Dr. Alice Beardmore-Gray is a specialist trainee in Obstetrics and Gynaecology from South London. She is currently undertaking her PhD in Global Women’s Health at King’s College London – the basis of which is the CRADLE-4 Trial which aims to establish whether planned early delivery in pre-eclampsia between 34 and 37 weeks can reduce adverse pregnancy outcomes in India and Zambia.
Translating research materials across different cultures and languages often results in a lack of comprehension among study participants, particularly in low and middle-income countries (LMIC) where low literacy rates may further impede understanding. In many languages, there is simply no word for ‘pre-eclampsia’. The overall aim of this project is to improve the quality of participant information provided to women participating in pre-eclampsia research in LMIC, including Zambia and other countries where KCL has ongoing collaborations. The specific objectives will be to:
The Walker Redman award, kindly provided by APEC, contributed towards the delivery of the ‘Lost in Translation’ Workshop. This event brought together researchers, clinicians, social scientists, language teachers and translators in Zambia to better understand the issues with translating research materials and develop a strategy for characterising the issues further and developing more appropriate informed consent tools.

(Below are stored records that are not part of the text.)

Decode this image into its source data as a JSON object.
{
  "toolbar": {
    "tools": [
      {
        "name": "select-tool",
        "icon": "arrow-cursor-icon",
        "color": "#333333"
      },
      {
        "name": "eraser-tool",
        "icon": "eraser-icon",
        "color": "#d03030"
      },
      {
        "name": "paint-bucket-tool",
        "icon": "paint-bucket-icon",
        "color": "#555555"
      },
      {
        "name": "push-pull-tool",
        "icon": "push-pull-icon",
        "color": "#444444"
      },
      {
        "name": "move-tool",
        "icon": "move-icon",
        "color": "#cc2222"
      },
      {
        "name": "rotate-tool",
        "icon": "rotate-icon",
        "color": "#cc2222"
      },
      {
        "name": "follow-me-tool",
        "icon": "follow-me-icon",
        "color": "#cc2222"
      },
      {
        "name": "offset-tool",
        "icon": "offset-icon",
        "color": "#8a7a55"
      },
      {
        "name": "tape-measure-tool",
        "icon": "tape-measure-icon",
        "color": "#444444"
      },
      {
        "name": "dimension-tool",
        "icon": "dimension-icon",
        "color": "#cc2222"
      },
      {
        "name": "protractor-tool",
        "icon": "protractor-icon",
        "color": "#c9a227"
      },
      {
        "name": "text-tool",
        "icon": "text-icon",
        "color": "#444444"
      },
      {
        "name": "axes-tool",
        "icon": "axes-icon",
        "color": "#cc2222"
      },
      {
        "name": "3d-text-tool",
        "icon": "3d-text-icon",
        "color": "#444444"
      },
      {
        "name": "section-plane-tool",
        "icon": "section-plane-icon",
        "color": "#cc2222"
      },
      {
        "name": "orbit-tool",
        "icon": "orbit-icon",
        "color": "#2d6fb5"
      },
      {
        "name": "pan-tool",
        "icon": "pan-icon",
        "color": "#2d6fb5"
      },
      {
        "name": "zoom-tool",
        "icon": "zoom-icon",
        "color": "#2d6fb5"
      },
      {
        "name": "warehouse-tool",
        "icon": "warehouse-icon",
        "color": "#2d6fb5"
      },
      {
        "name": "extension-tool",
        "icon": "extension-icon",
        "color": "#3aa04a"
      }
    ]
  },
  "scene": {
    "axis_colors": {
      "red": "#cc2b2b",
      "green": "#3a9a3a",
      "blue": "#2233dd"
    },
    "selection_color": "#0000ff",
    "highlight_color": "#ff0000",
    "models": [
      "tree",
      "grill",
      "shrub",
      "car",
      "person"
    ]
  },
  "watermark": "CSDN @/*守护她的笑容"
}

Dr. Alice Beardmore-Gray has previously completed an NHS Improving Global Health Fellowship in South Africa, worked as a Research Associate in Adolescent health in Rwanda and volunteered with Street Child of Sierra Leone. Alice sees research as being a fundamental tool in bringing about long term change and in ending the 830 preventable maternal deaths that happen every day around the world.